**Data in this exercise:**
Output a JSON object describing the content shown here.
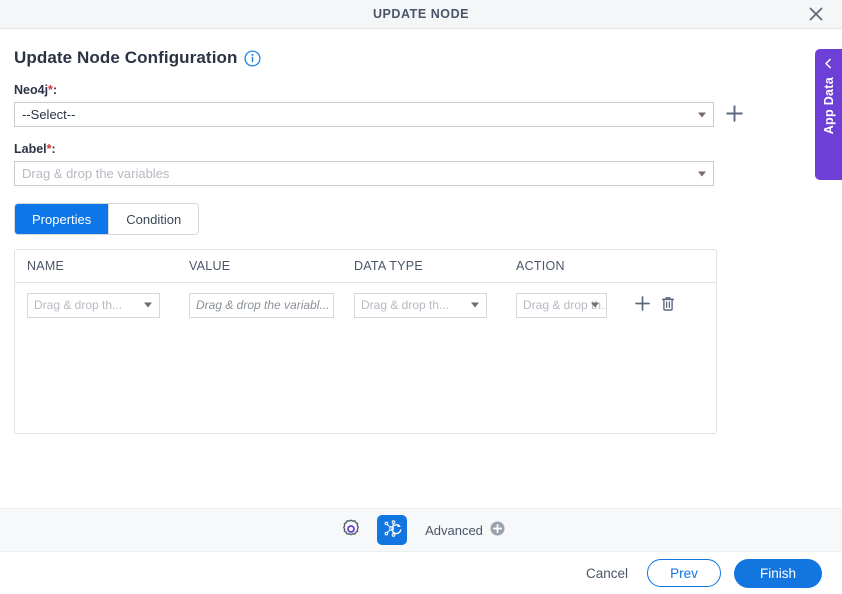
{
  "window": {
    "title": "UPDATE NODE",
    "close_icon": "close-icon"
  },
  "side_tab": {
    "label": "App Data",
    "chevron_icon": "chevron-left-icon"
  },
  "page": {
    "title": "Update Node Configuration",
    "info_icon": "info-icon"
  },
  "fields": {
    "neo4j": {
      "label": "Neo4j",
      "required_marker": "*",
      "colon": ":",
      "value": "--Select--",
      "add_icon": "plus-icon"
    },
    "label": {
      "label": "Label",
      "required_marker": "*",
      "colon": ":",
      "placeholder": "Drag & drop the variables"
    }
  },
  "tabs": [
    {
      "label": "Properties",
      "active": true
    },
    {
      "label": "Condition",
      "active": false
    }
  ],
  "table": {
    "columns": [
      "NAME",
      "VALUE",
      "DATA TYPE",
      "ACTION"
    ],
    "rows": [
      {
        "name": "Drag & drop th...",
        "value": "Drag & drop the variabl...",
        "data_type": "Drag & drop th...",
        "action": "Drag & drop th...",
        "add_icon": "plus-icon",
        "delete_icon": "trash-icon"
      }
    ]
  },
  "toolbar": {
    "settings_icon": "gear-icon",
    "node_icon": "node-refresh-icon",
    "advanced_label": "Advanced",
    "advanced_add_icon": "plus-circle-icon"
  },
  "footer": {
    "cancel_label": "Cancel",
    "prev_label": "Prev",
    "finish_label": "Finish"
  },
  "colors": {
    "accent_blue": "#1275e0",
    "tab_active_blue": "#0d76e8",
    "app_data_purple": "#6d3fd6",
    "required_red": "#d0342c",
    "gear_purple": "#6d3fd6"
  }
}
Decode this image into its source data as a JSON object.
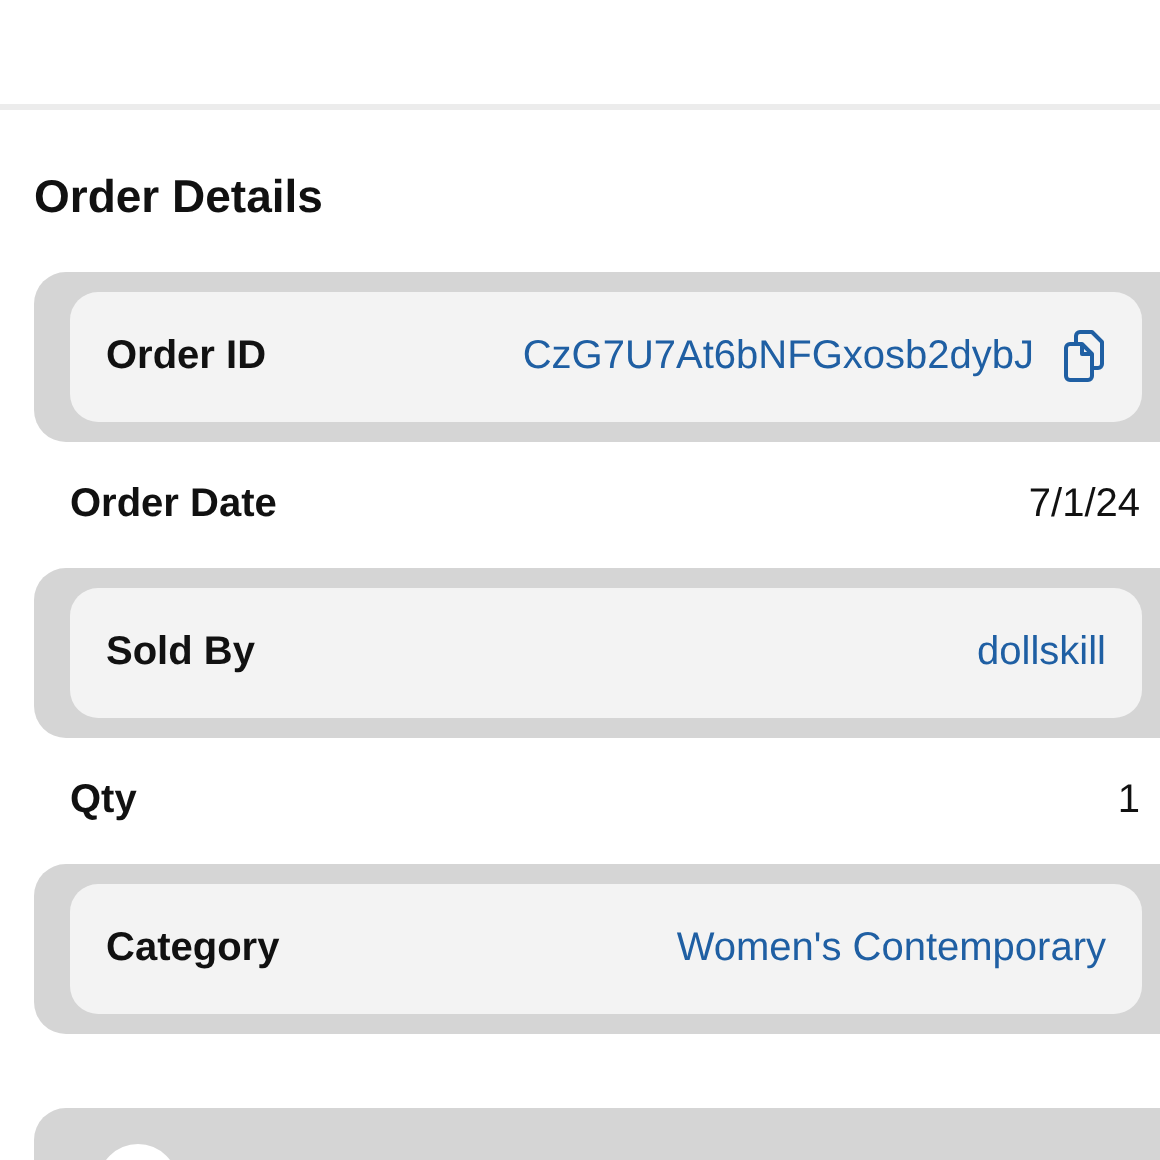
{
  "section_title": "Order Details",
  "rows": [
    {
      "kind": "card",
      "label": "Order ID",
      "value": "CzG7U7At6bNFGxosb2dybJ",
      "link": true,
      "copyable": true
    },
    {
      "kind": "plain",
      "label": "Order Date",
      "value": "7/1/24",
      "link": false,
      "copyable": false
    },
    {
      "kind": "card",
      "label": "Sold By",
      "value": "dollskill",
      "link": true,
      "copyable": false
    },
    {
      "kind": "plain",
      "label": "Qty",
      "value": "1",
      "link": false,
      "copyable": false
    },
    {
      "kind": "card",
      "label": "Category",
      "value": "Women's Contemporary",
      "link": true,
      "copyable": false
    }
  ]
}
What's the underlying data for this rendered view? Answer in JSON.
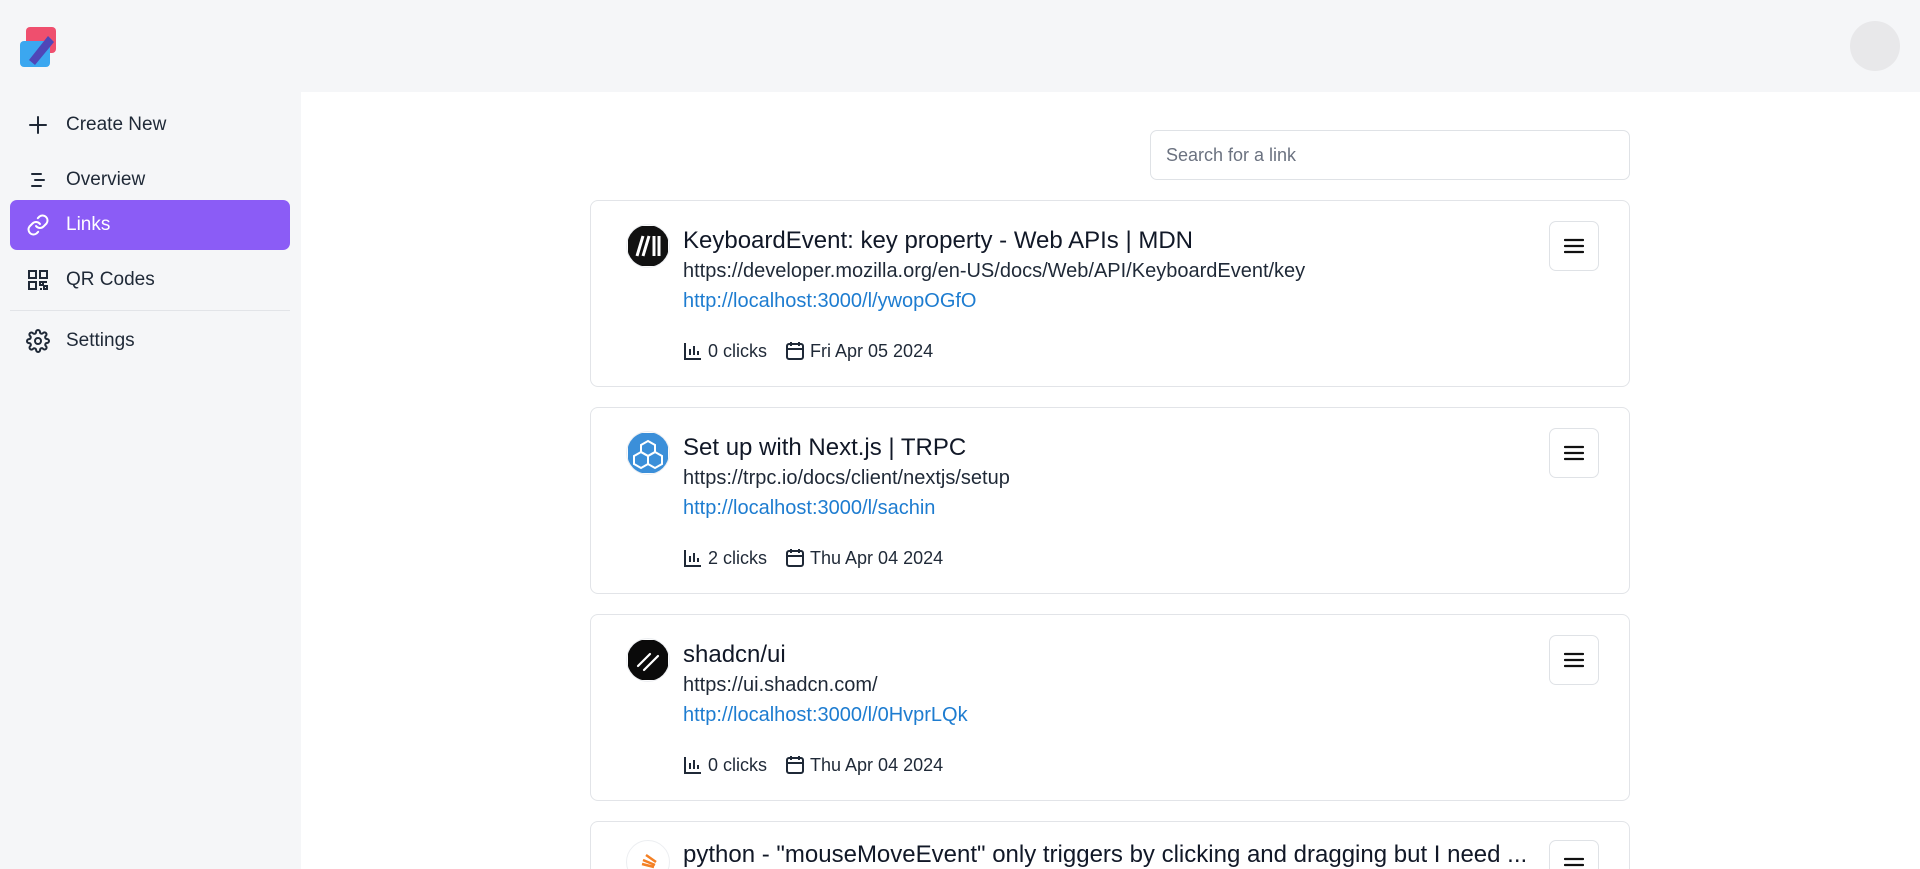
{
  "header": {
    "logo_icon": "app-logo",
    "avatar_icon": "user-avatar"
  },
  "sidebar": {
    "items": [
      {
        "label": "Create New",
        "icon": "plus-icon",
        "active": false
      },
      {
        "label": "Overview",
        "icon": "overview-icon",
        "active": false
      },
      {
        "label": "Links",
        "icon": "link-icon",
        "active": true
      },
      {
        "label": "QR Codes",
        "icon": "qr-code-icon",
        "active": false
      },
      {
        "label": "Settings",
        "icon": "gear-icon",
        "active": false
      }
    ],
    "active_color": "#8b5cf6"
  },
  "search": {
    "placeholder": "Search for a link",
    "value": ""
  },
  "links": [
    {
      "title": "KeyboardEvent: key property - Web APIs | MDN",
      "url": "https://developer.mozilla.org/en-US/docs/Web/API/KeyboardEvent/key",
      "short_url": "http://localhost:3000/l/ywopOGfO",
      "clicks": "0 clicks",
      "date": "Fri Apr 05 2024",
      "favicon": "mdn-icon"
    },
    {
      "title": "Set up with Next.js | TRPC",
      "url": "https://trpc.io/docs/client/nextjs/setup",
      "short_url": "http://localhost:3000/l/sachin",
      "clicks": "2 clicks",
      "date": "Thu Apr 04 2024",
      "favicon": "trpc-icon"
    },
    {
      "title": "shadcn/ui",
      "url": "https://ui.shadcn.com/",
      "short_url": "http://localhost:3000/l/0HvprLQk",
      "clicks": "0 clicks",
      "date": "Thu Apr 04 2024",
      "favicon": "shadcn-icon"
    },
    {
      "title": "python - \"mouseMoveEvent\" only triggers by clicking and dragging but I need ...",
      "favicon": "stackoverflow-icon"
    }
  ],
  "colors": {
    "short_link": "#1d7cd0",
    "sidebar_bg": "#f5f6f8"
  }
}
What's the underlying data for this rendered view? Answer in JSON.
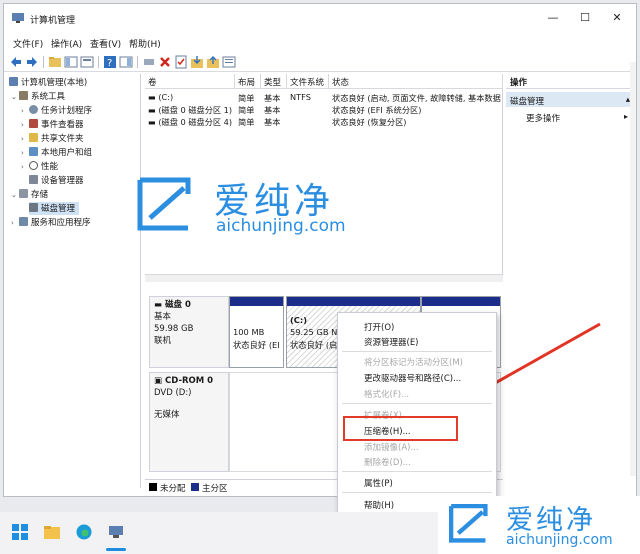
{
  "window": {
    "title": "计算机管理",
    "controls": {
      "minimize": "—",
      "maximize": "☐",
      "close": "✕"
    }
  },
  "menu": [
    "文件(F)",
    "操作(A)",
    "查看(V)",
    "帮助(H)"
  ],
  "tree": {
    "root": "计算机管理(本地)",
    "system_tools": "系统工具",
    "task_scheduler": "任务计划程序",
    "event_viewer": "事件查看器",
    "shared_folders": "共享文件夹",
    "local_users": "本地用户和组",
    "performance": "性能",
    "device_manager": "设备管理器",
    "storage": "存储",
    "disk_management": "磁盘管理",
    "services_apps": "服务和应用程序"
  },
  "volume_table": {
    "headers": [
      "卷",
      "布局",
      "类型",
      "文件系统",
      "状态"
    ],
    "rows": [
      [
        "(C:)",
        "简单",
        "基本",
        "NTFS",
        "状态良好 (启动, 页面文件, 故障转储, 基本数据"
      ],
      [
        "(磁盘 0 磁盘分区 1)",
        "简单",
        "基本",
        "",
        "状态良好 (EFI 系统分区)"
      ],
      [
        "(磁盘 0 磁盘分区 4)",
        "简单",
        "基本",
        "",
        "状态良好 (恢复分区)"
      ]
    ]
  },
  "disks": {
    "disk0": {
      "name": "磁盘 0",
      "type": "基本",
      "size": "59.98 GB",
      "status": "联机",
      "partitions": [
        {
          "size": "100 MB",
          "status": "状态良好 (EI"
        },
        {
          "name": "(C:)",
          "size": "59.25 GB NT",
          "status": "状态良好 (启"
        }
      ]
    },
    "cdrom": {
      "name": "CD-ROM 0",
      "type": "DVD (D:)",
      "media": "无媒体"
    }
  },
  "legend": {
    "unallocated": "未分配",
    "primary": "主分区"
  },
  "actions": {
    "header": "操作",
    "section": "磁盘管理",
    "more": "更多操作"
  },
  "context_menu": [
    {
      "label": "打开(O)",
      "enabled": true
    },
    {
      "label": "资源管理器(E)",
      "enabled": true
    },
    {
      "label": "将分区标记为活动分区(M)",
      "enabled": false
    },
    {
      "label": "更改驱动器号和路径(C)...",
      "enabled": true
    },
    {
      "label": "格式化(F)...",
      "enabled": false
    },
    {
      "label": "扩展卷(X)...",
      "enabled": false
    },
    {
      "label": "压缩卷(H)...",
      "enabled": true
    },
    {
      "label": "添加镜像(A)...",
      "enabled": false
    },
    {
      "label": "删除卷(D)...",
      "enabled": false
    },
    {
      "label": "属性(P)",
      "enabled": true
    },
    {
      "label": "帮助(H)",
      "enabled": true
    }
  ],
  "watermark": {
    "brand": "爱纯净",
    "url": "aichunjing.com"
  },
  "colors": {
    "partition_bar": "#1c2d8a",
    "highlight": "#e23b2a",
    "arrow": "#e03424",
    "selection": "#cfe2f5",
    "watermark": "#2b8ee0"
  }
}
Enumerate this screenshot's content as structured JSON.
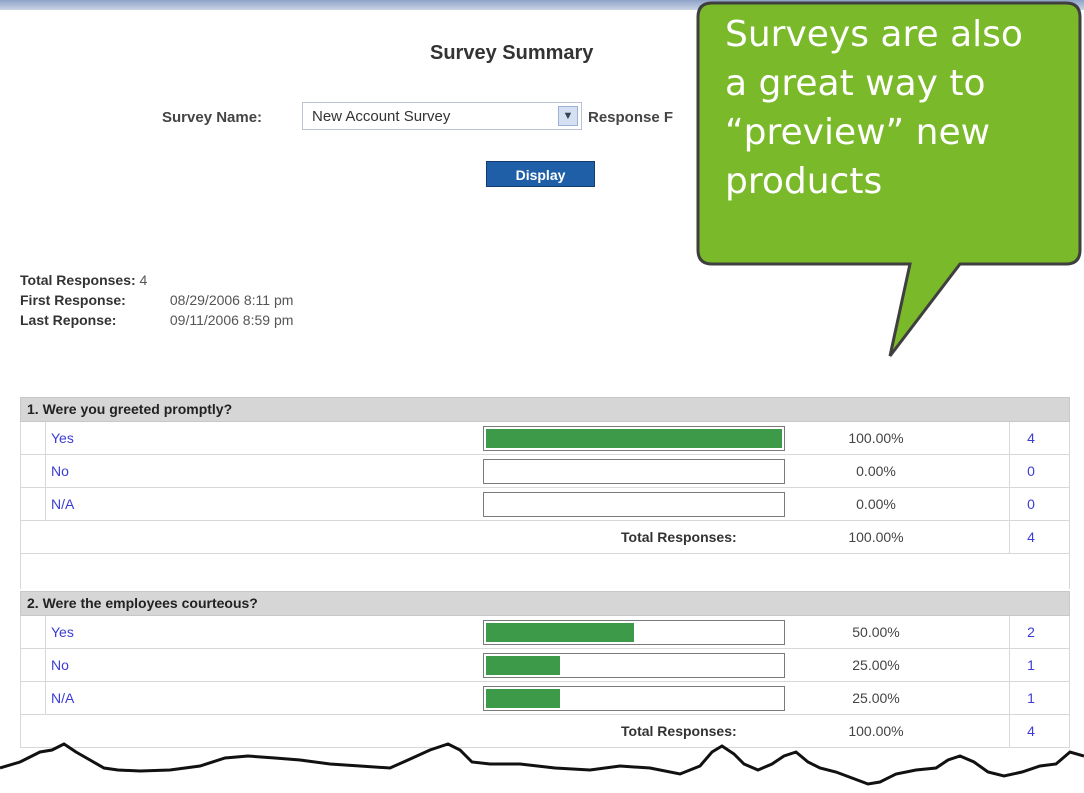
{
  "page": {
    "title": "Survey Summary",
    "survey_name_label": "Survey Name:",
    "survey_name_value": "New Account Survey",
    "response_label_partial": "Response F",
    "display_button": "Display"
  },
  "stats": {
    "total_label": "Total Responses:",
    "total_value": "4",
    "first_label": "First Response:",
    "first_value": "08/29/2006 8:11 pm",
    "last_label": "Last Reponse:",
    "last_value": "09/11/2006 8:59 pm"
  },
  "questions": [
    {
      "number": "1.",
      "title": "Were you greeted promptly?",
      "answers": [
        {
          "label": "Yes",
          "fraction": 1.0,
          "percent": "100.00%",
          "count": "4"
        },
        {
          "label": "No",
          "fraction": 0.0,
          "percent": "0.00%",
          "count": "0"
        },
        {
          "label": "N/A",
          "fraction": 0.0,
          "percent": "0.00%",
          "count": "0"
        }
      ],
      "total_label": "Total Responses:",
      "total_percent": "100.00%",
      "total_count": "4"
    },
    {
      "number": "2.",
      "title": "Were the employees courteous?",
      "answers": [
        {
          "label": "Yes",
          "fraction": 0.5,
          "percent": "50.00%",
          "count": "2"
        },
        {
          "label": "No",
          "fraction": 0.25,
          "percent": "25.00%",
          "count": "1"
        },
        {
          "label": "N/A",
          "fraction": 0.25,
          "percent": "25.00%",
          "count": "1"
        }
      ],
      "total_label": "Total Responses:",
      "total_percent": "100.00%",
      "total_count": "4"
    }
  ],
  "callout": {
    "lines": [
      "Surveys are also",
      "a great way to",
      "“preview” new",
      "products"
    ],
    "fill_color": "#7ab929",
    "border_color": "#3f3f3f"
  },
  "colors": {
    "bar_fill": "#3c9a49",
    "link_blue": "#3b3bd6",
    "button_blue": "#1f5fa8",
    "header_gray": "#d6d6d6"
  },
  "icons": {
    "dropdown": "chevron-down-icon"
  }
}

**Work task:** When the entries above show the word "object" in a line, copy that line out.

**Solution below:**
Output a JSON object describing the content shown here.
Decode this image into its source data as a JSON object.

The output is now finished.